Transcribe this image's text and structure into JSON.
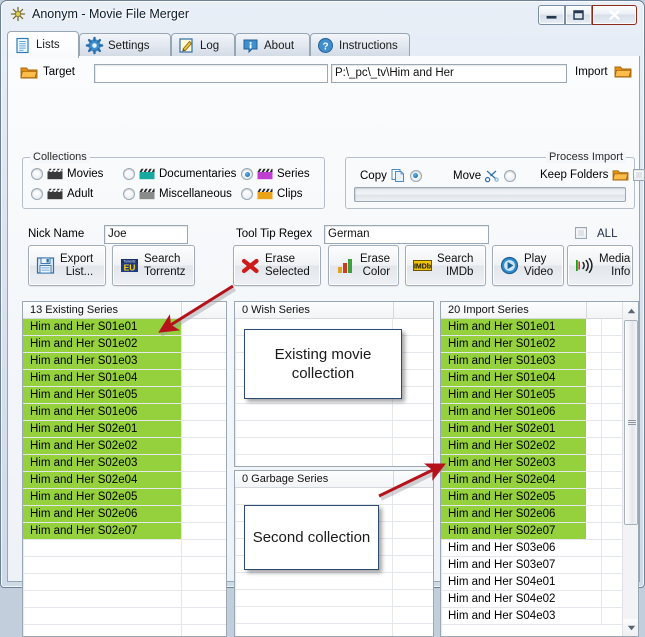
{
  "window": {
    "title": "Anonym - Movie File Merger",
    "icon": "app-star-icon",
    "buttons": {
      "minimize": "minimize-icon",
      "maximize": "maximize-icon",
      "close": "close-icon"
    }
  },
  "tabs": [
    {
      "label": "Lists",
      "icon": "document-icon",
      "active": true
    },
    {
      "label": "Settings",
      "icon": "gear-icon",
      "active": false
    },
    {
      "label": "Log",
      "icon": "pencil-note-icon",
      "active": false
    },
    {
      "label": "About",
      "icon": "info-bubble-icon",
      "active": false
    },
    {
      "label": "Instructions",
      "icon": "question-icon",
      "active": false
    }
  ],
  "target_row": {
    "folder_icon": "folder-icon",
    "label": "Target",
    "target_value": "",
    "target_placeholder": "",
    "import_path": "P:\\_pc\\_tv\\Him and Her",
    "import_label": "Import",
    "import_icon": "folder-icon"
  },
  "collections": {
    "title": "Collections",
    "items": [
      {
        "label": "Movies",
        "selected": false,
        "icon_color": "#3a3a3a"
      },
      {
        "label": "Documentaries",
        "selected": false,
        "icon_color": "#17a9a0"
      },
      {
        "label": "Series",
        "selected": true,
        "icon_color": "#c03fd0"
      },
      {
        "label": "Adult",
        "selected": false,
        "icon_color": "#3a3a3a"
      },
      {
        "label": "Miscellaneous",
        "selected": false,
        "icon_color": "#8a8a8a"
      },
      {
        "label": "Clips",
        "selected": false,
        "icon_color": "#e8a317"
      }
    ]
  },
  "process_import": {
    "title": "Process Import",
    "copy_label": "Copy",
    "copy_icon": "copy-pages-icon",
    "copy_selected": true,
    "move_label": "Move",
    "move_icon": "scissors-icon",
    "move_selected": false,
    "keep_folders_label": "Keep Folders",
    "keep_folders_icon": "folder-icon",
    "keep_folders_checked": false,
    "progress_percent": 0
  },
  "filters": {
    "nick_name_label": "Nick Name",
    "nick_name_value": "Joe",
    "regex_label": "Tool Tip Regex",
    "regex_value": "German",
    "all_label": "ALL",
    "all_checked": false
  },
  "buttons": [
    {
      "name": "export-list",
      "line1": "Export",
      "line2": "List...",
      "icon": "floppy-disk-icon"
    },
    {
      "name": "search-torrentz",
      "line1": "Search",
      "line2": "Torrentz",
      "icon": "torrentz-eu-icon"
    },
    {
      "name": "erase-selected",
      "line1": "Erase",
      "line2": "Selected",
      "icon": "red-x-icon"
    },
    {
      "name": "erase-color",
      "line1": "Erase",
      "line2": "Color",
      "icon": "bar-chart-icon"
    },
    {
      "name": "search-imdb",
      "line1": "Search",
      "line2": "IMDb",
      "icon": "imdb-icon"
    },
    {
      "name": "play-video",
      "line1": "Play",
      "line2": "Video",
      "icon": "play-icon"
    },
    {
      "name": "media-info",
      "line1": "Media",
      "line2": "Info",
      "icon": "media-info-icon"
    }
  ],
  "lists": {
    "existing": {
      "header": "13 Existing Series",
      "rows": [
        {
          "text": "Him and Her S01e01",
          "highlight": true
        },
        {
          "text": "Him and Her S01e02",
          "highlight": true
        },
        {
          "text": "Him and Her S01e03",
          "highlight": true
        },
        {
          "text": "Him and Her S01e04",
          "highlight": true
        },
        {
          "text": "Him and Her S01e05",
          "highlight": true
        },
        {
          "text": "Him and Her S01e06",
          "highlight": true
        },
        {
          "text": "Him and Her S02e01",
          "highlight": true
        },
        {
          "text": "Him and Her S02e02",
          "highlight": true
        },
        {
          "text": "Him and Her S02e03",
          "highlight": true
        },
        {
          "text": "Him and Her S02e04",
          "highlight": true
        },
        {
          "text": "Him and Her S02e05",
          "highlight": true
        },
        {
          "text": "Him and Her S02e06",
          "highlight": true
        },
        {
          "text": "Him and Her S02e07",
          "highlight": true
        },
        {
          "text": "",
          "highlight": false
        },
        {
          "text": "",
          "highlight": false
        },
        {
          "text": "",
          "highlight": false
        },
        {
          "text": "",
          "highlight": false
        },
        {
          "text": "",
          "highlight": false
        },
        {
          "text": "",
          "highlight": false
        }
      ]
    },
    "wish": {
      "header": "0 Wish Series",
      "rows": [
        {
          "text": "",
          "highlight": false
        },
        {
          "text": "",
          "highlight": false
        },
        {
          "text": "",
          "highlight": false
        },
        {
          "text": "",
          "highlight": false
        },
        {
          "text": "",
          "highlight": false
        },
        {
          "text": "",
          "highlight": false
        },
        {
          "text": "",
          "highlight": false
        },
        {
          "text": "",
          "highlight": false
        },
        {
          "text": "",
          "highlight": false
        }
      ]
    },
    "garbage": {
      "header": "0 Garbage Series",
      "rows": [
        {
          "text": "",
          "highlight": false
        },
        {
          "text": "",
          "highlight": false
        },
        {
          "text": "",
          "highlight": false
        },
        {
          "text": "",
          "highlight": false
        },
        {
          "text": "",
          "highlight": false
        },
        {
          "text": "",
          "highlight": false
        },
        {
          "text": "",
          "highlight": false
        },
        {
          "text": "",
          "highlight": false
        },
        {
          "text": "",
          "highlight": false
        }
      ]
    },
    "import": {
      "header": "20 Import Series",
      "rows": [
        {
          "text": "Him and Her S01e01",
          "highlight": true
        },
        {
          "text": "Him and Her S01e02",
          "highlight": true
        },
        {
          "text": "Him and Her S01e03",
          "highlight": true
        },
        {
          "text": "Him and Her S01e04",
          "highlight": true
        },
        {
          "text": "Him and Her S01e05",
          "highlight": true
        },
        {
          "text": "Him and Her S01e06",
          "highlight": true
        },
        {
          "text": "Him and Her S02e01",
          "highlight": true
        },
        {
          "text": "Him and Her S02e02",
          "highlight": true
        },
        {
          "text": "Him and Her S02e03",
          "highlight": true
        },
        {
          "text": "Him and Her S02e04",
          "highlight": true
        },
        {
          "text": "Him and Her S02e05",
          "highlight": true
        },
        {
          "text": "Him and Her S02e06",
          "highlight": true
        },
        {
          "text": "Him and Her S02e07",
          "highlight": true
        },
        {
          "text": "Him and Her S03e06",
          "highlight": false
        },
        {
          "text": "Him and Her S03e07",
          "highlight": false
        },
        {
          "text": "Him and Her S04e01",
          "highlight": false
        },
        {
          "text": "Him and Her S04e02",
          "highlight": false
        },
        {
          "text": "Him and Her S04e03",
          "highlight": false
        }
      ],
      "scrollbar": {
        "up": "scroll-up-arrow-icon",
        "down": "scroll-down-arrow-icon"
      }
    }
  },
  "callouts": [
    {
      "name": "callout-existing-collection",
      "text": "Existing movie collection"
    },
    {
      "name": "callout-second-collection",
      "text": "Second collection"
    }
  ],
  "colors": {
    "highlight_green": "#95d13c",
    "callout_border": "#2c4a73",
    "arrow_red": "#b5121b",
    "accent_blue": "#1c72b8"
  }
}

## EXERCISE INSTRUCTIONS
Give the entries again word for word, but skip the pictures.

## RESULT OF THIS EXERCISE
Transcribe this image's text and structure into JSON.
{
  "window": {
    "title": "Anonym - Movie File Merger",
    "icon": "app-star-icon",
    "buttons": {
      "minimize": "minimize-icon",
      "maximize": "maximize-icon",
      "close": "close-icon"
    }
  },
  "tabs": [
    {
      "label": "Lists",
      "icon": "document-icon",
      "active": true
    },
    {
      "label": "Settings",
      "icon": "gear-icon",
      "active": false
    },
    {
      "label": "Log",
      "icon": "pencil-note-icon",
      "active": false
    },
    {
      "label": "About",
      "icon": "info-bubble-icon",
      "active": false
    },
    {
      "label": "Instructions",
      "icon": "question-icon",
      "active": false
    }
  ],
  "target_row": {
    "folder_icon": "folder-icon",
    "label": "Target",
    "target_value": "",
    "target_placeholder": "",
    "import_path": "P:\\_pc\\_tv\\Him and Her",
    "import_label": "Import",
    "import_icon": "folder-icon"
  },
  "collections": {
    "title": "Collections",
    "items": [
      {
        "label": "Movies",
        "selected": false,
        "icon_color": "#3a3a3a"
      },
      {
        "label": "Documentaries",
        "selected": false,
        "icon_color": "#17a9a0"
      },
      {
        "label": "Series",
        "selected": true,
        "icon_color": "#c03fd0"
      },
      {
        "label": "Adult",
        "selected": false,
        "icon_color": "#3a3a3a"
      },
      {
        "label": "Miscellaneous",
        "selected": false,
        "icon_color": "#8a8a8a"
      },
      {
        "label": "Clips",
        "selected": false,
        "icon_color": "#e8a317"
      }
    ]
  },
  "process_import": {
    "title": "Process Import",
    "copy_label": "Copy",
    "copy_icon": "copy-pages-icon",
    "copy_selected": true,
    "move_label": "Move",
    "move_icon": "scissors-icon",
    "move_selected": false,
    "keep_folders_label": "Keep Folders",
    "keep_folders_icon": "folder-icon",
    "keep_folders_checked": false,
    "progress_percent": 0
  },
  "filters": {
    "nick_name_label": "Nick Name",
    "nick_name_value": "Joe",
    "regex_label": "Tool Tip Regex",
    "regex_value": "German",
    "all_label": "ALL",
    "all_checked": false
  },
  "buttons": [
    {
      "name": "export-list",
      "line1": "Export",
      "line2": "List...",
      "icon": "floppy-disk-icon"
    },
    {
      "name": "search-torrentz",
      "line1": "Search",
      "line2": "Torrentz",
      "icon": "torrentz-eu-icon"
    },
    {
      "name": "erase-selected",
      "line1": "Erase",
      "line2": "Selected",
      "icon": "red-x-icon"
    },
    {
      "name": "erase-color",
      "line1": "Erase",
      "line2": "Color",
      "icon": "bar-chart-icon"
    },
    {
      "name": "search-imdb",
      "line1": "Search",
      "line2": "IMDb",
      "icon": "imdb-icon"
    },
    {
      "name": "play-video",
      "line1": "Play",
      "line2": "Video",
      "icon": "play-icon"
    },
    {
      "name": "media-info",
      "line1": "Media",
      "line2": "Info",
      "icon": "media-info-icon"
    }
  ],
  "lists": {
    "existing": {
      "header": "13 Existing Series",
      "rows": [
        {
          "text": "Him and Her S01e01",
          "highlight": true
        },
        {
          "text": "Him and Her S01e02",
          "highlight": true
        },
        {
          "text": "Him and Her S01e03",
          "highlight": true
        },
        {
          "text": "Him and Her S01e04",
          "highlight": true
        },
        {
          "text": "Him and Her S01e05",
          "highlight": true
        },
        {
          "text": "Him and Her S01e06",
          "highlight": true
        },
        {
          "text": "Him and Her S02e01",
          "highlight": true
        },
        {
          "text": "Him and Her S02e02",
          "highlight": true
        },
        {
          "text": "Him and Her S02e03",
          "highlight": true
        },
        {
          "text": "Him and Her S02e04",
          "highlight": true
        },
        {
          "text": "Him and Her S02e05",
          "highlight": true
        },
        {
          "text": "Him and Her S02e06",
          "highlight": true
        },
        {
          "text": "Him and Her S02e07",
          "highlight": true
        },
        {
          "text": "",
          "highlight": false
        },
        {
          "text": "",
          "highlight": false
        },
        {
          "text": "",
          "highlight": false
        },
        {
          "text": "",
          "highlight": false
        },
        {
          "text": "",
          "highlight": false
        },
        {
          "text": "",
          "highlight": false
        }
      ]
    },
    "wish": {
      "header": "0 Wish Series",
      "rows": [
        {
          "text": "",
          "highlight": false
        },
        {
          "text": "",
          "highlight": false
        },
        {
          "text": "",
          "highlight": false
        },
        {
          "text": "",
          "highlight": false
        },
        {
          "text": "",
          "highlight": false
        },
        {
          "text": "",
          "highlight": false
        },
        {
          "text": "",
          "highlight": false
        },
        {
          "text": "",
          "highlight": false
        },
        {
          "text": "",
          "highlight": false
        }
      ]
    },
    "garbage": {
      "header": "0 Garbage Series",
      "rows": [
        {
          "text": "",
          "highlight": false
        },
        {
          "text": "",
          "highlight": false
        },
        {
          "text": "",
          "highlight": false
        },
        {
          "text": "",
          "highlight": false
        },
        {
          "text": "",
          "highlight": false
        },
        {
          "text": "",
          "highlight": false
        },
        {
          "text": "",
          "highlight": false
        },
        {
          "text": "",
          "highlight": false
        },
        {
          "text": "",
          "highlight": false
        }
      ]
    },
    "import": {
      "header": "20 Import Series",
      "rows": [
        {
          "text": "Him and Her S01e01",
          "highlight": true
        },
        {
          "text": "Him and Her S01e02",
          "highlight": true
        },
        {
          "text": "Him and Her S01e03",
          "highlight": true
        },
        {
          "text": "Him and Her S01e04",
          "highlight": true
        },
        {
          "text": "Him and Her S01e05",
          "highlight": true
        },
        {
          "text": "Him and Her S01e06",
          "highlight": true
        },
        {
          "text": "Him and Her S02e01",
          "highlight": true
        },
        {
          "text": "Him and Her S02e02",
          "highlight": true
        },
        {
          "text": "Him and Her S02e03",
          "highlight": true
        },
        {
          "text": "Him and Her S02e04",
          "highlight": true
        },
        {
          "text": "Him and Her S02e05",
          "highlight": true
        },
        {
          "text": "Him and Her S02e06",
          "highlight": true
        },
        {
          "text": "Him and Her S02e07",
          "highlight": true
        },
        {
          "text": "Him and Her S03e06",
          "highlight": false
        },
        {
          "text": "Him and Her S03e07",
          "highlight": false
        },
        {
          "text": "Him and Her S04e01",
          "highlight": false
        },
        {
          "text": "Him and Her S04e02",
          "highlight": false
        },
        {
          "text": "Him and Her S04e03",
          "highlight": false
        }
      ],
      "scrollbar": {
        "up": "scroll-up-arrow-icon",
        "down": "scroll-down-arrow-icon"
      }
    }
  },
  "callouts": [
    {
      "name": "callout-existing-collection",
      "text": "Existing movie collection"
    },
    {
      "name": "callout-second-collection",
      "text": "Second collection"
    }
  ],
  "colors": {
    "highlight_green": "#95d13c",
    "callout_border": "#2c4a73",
    "arrow_red": "#b5121b",
    "accent_blue": "#1c72b8"
  }
}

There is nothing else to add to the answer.